==== Supplied material ====

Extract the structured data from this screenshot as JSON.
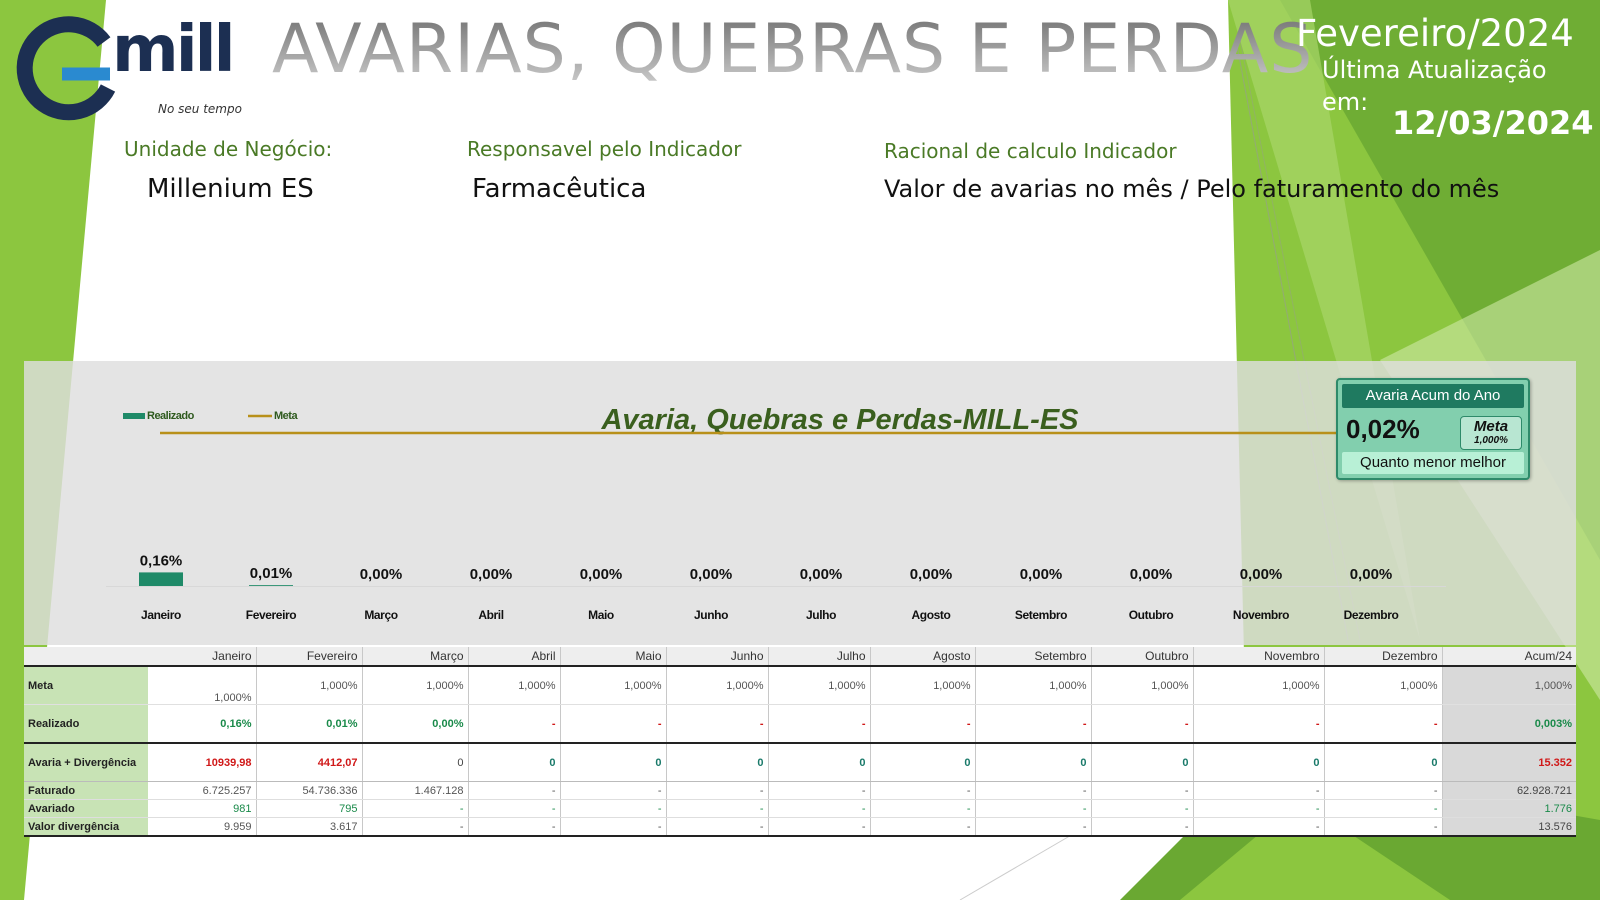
{
  "header": {
    "title": "AVARIAS, QUEBRAS E PERDAS",
    "period": "Fevereiro/2024",
    "update_label_1": "Última Atualização",
    "update_label_2": "em:",
    "update_date": "12/03/2024"
  },
  "logo": {
    "word": "mill",
    "tagline": "No seu tempo"
  },
  "info": {
    "unit_label": "Unidade de Negócio:",
    "unit_value": "Millenium ES",
    "owner_label": "Responsavel pelo Indicador",
    "owner_value": "Farmacêutica",
    "calc_label": "Racional de calculo Indicador",
    "calc_value": "Valor de avarias no mês / Pelo faturamento do mês"
  },
  "kpi": {
    "title": "Avaria Acum do Ano",
    "value": "0,02%",
    "meta_label": "Meta",
    "meta_value": "1,000%",
    "footer": "Quanto menor melhor"
  },
  "colors": {
    "bar": "#1f8a68",
    "meta_line": "#b8901a",
    "title": "#3a5f1e",
    "green_bg": "#8cc63f"
  },
  "chart_data": {
    "type": "bar",
    "title": "Avaria, Quebras e Perdas-MILL-ES",
    "legend_position": "top-left",
    "categories": [
      "Janeiro",
      "Fevereiro",
      "Março",
      "Abril",
      "Maio",
      "Junho",
      "Julho",
      "Agosto",
      "Setembro",
      "Outubro",
      "Novembro",
      "Dezembro"
    ],
    "series": [
      {
        "name": "Realizado",
        "type": "bar",
        "values": [
          0.16,
          0.01,
          0,
          0,
          0,
          0,
          0,
          0,
          0,
          0,
          0,
          0
        ],
        "labels": [
          "0,16%",
          "0,01%",
          "0,00%",
          "0,00%",
          "0,00%",
          "0,00%",
          "0,00%",
          "0,00%",
          "0,00%",
          "0,00%",
          "0,00%",
          "0,00%"
        ]
      },
      {
        "name": "Meta",
        "type": "line",
        "values": [
          1,
          1,
          1,
          1,
          1,
          1,
          1,
          1,
          1,
          1,
          1,
          1
        ],
        "end_label": "1,000%"
      }
    ],
    "ylim": [
      0,
      1.6
    ]
  },
  "table": {
    "columns": [
      "",
      "Janeiro",
      "Fevereiro",
      "Março",
      "Abril",
      "Maio",
      "Junho",
      "Julho",
      "Agosto",
      "Setembro",
      "Outubro",
      "Novembro",
      "Dezembro",
      "Acum/24"
    ],
    "rows": [
      {
        "label": "Meta",
        "cells": [
          "1,000%",
          "1,000%",
          "1,000%",
          "1,000%",
          "1,000%",
          "1,000%",
          "1,000%",
          "1,000%",
          "1,000%",
          "1,000%",
          "1,000%",
          "1,000%",
          "1,000%"
        ]
      },
      {
        "label": "Realizado",
        "cells": [
          "0,16%",
          "0,01%",
          "0,00%",
          "-",
          "-",
          "-",
          "-",
          "-",
          "-",
          "-",
          "-",
          "-",
          "0,003%"
        ]
      },
      {
        "label": "Avaria + Divergência",
        "cells": [
          "10939,98",
          "4412,07",
          "0",
          "0",
          "0",
          "0",
          "0",
          "0",
          "0",
          "0",
          "0",
          "0",
          "15.352"
        ]
      },
      {
        "label": "Faturado",
        "cells": [
          "6.725.257",
          "54.736.336",
          "1.467.128",
          "-",
          "-",
          "-",
          "-",
          "-",
          "-",
          "-",
          "-",
          "-",
          "62.928.721"
        ]
      },
      {
        "label": "Avariado",
        "cells": [
          "981",
          "795",
          "-",
          "-",
          "-",
          "-",
          "-",
          "-",
          "-",
          "-",
          "-",
          "-",
          "1.776"
        ]
      },
      {
        "label": "Valor divergência",
        "cells": [
          "9.959",
          "3.617",
          "-",
          "-",
          "-",
          "-",
          "-",
          "-",
          "-",
          "-",
          "-",
          "-",
          "13.576"
        ]
      }
    ]
  }
}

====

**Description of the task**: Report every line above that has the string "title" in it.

**Answer box**:
    "title": "AVARIAS, QUEBRAS E PERDAS",
    "title": "Avaria Acum do Ano",
    "title": "#3a5f1e",
    "title": "Avaria, Quebras e Perdas-MILL-ES",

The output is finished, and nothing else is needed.